### Supplied records
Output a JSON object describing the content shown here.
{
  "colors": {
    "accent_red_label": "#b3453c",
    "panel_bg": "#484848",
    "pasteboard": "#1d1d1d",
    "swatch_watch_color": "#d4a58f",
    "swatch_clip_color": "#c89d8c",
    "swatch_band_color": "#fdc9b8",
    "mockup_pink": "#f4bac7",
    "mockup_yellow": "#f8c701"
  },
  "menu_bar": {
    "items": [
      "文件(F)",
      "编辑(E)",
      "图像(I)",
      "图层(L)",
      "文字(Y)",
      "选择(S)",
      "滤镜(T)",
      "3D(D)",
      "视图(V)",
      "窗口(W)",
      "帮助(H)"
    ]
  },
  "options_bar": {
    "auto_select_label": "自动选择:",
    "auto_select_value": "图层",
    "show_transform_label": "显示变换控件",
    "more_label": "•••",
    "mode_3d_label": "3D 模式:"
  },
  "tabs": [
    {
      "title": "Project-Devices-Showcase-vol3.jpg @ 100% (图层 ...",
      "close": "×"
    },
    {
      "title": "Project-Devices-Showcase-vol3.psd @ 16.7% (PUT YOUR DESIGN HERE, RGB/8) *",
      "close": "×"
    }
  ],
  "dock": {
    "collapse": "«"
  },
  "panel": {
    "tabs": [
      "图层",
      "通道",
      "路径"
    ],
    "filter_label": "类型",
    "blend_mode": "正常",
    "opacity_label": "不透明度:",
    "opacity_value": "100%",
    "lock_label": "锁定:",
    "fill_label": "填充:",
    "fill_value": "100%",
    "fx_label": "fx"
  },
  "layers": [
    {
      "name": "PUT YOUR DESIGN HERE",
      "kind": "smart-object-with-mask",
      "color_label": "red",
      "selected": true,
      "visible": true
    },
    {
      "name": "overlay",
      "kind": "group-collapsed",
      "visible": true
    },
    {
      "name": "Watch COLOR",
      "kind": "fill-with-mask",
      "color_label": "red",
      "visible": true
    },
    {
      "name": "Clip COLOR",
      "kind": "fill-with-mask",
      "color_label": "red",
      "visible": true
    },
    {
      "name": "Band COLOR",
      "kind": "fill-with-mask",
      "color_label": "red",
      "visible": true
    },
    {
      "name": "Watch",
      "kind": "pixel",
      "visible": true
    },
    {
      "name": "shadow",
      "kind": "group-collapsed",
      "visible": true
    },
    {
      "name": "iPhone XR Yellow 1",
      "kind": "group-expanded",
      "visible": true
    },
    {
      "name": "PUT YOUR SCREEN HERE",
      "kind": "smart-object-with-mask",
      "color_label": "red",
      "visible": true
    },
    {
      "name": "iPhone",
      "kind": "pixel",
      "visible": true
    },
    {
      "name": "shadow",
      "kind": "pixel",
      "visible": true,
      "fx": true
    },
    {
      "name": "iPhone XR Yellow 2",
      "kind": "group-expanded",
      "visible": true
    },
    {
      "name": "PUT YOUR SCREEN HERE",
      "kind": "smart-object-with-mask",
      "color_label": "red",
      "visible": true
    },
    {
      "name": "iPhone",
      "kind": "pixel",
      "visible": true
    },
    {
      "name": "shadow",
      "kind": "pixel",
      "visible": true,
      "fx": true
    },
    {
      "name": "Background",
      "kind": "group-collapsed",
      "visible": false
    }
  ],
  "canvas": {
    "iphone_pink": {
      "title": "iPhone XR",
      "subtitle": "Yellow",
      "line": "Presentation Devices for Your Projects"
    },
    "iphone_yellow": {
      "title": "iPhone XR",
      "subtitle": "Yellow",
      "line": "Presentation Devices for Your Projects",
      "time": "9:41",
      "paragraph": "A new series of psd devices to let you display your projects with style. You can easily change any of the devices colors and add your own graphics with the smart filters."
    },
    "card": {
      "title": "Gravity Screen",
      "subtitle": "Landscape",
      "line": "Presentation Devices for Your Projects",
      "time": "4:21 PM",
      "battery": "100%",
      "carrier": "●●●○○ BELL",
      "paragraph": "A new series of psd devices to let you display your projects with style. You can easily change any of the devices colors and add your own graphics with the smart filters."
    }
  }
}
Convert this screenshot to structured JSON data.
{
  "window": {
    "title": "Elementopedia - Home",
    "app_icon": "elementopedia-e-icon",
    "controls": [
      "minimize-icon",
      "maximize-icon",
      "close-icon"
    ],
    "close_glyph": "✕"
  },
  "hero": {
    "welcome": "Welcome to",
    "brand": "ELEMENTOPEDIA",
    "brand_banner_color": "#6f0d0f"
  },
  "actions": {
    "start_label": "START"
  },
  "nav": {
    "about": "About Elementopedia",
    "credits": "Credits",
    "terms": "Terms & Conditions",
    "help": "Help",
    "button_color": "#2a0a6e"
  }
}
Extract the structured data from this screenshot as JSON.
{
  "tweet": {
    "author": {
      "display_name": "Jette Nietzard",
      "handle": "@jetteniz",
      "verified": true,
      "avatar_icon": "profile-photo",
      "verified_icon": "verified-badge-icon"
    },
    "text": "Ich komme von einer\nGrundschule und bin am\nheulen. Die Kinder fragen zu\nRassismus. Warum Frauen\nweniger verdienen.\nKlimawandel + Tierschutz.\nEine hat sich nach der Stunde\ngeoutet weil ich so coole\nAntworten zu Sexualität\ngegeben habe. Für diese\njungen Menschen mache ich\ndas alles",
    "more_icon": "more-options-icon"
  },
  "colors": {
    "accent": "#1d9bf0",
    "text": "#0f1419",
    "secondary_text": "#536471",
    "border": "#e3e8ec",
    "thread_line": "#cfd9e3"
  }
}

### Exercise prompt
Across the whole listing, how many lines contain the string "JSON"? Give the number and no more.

### Finished task
3